Closed mated queens produced and sold in 2008 will be daughters from these 2006 selected breeders, which were selected in 2007.

Open mated queens produced and sold in 2008 will be daughters from the 2005 breeders used as queen mothers. They will be mated in an semi-isolated mating apiary flooded with Russian drones from selected drone colonies.

See 2007 Test Results Page



This is our best year ever for honey production. We had a good crop. This is also the first time we were able to truly select for disinclination to swarming. We were able to observe colonies with no or very few cell cups at the bottom of frames. Moreover, these colonies were congested and did not attempt to swarm.   We plan to use these colonies as drone mothers and queen mothers next season. Because of the nosema alert, we sampled bees from the entrance in late summer to know the level of spores per apiary, and per potential breeder. We performed the quantitative tests as usual for honey production, hygienic behaviour, 24-hour varroa mite drop, varroa count / 100 bees, and nosema spores level.

See 2008 Test Results Page



The nosema level reached dangerous proportion during the winter, and we experienced higher than normal losses, even though varroa level were low. See Survey Results page. We sampled the best survival colonies for nosema spore level in the spring to help us select the best breeders. We switched to the Cloake Board Method for our cell builders this summer, and we loved it. The cells are larger in size, and more consistent results are achieved.
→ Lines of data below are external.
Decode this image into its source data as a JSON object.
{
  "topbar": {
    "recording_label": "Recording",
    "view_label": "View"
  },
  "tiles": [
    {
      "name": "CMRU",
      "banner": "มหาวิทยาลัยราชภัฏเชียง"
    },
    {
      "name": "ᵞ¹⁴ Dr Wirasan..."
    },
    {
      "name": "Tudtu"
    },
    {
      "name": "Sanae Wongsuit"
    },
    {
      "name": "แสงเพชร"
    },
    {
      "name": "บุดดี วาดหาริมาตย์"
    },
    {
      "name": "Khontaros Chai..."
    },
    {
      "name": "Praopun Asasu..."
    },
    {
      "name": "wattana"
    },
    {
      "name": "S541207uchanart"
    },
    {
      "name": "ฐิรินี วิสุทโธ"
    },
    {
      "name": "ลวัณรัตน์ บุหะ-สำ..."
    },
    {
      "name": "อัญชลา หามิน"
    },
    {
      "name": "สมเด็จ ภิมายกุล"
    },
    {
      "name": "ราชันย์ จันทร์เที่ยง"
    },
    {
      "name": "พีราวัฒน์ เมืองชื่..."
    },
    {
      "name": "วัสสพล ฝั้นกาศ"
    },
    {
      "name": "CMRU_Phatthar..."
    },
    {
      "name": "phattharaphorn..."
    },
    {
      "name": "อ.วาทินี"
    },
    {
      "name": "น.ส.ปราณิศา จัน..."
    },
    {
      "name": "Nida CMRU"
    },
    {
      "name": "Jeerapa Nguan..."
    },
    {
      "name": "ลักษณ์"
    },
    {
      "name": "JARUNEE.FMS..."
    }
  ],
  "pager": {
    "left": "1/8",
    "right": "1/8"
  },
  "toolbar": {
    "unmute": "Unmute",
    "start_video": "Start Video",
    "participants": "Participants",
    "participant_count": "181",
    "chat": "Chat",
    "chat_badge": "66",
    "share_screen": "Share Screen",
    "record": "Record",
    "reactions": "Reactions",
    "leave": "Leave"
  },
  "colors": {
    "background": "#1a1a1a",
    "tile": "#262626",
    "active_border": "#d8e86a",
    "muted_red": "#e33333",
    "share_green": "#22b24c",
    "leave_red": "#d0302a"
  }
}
Additionally, we improved our mating nuclei management by making liberal use of Global Patties pollen substitutes all summer, and we waited 18 to 21 days before collecting mated queens, instead of the usual 14. It is supposed to give enough time for the new queen to build up her pheromone level higher, and so the queens are better quality, and they are better accepted. We were unable to make use or our isolated mating apiary because of the non-stop rain, so we mated the next generation near our regular open mated apiary.   We requeened many colonies using these queens. Because of the abundant rain and cooler weather, we did not get much of a honey crop, so we forfeited weighing the colonies and consequently, we do not have the honey production results.   The hygienic test was performed in August as usual and we are pleased with the consistent results: most of the colonies tested in the Group 1. This shows us that we are on the right track.   The OBA Tech-Tranfer Team sampled each tested colonies to evaluate nosema levels; results will be coming to us during winter. The 24-Hour Mite Drop Test was also performed.

See 2009 Test Results Page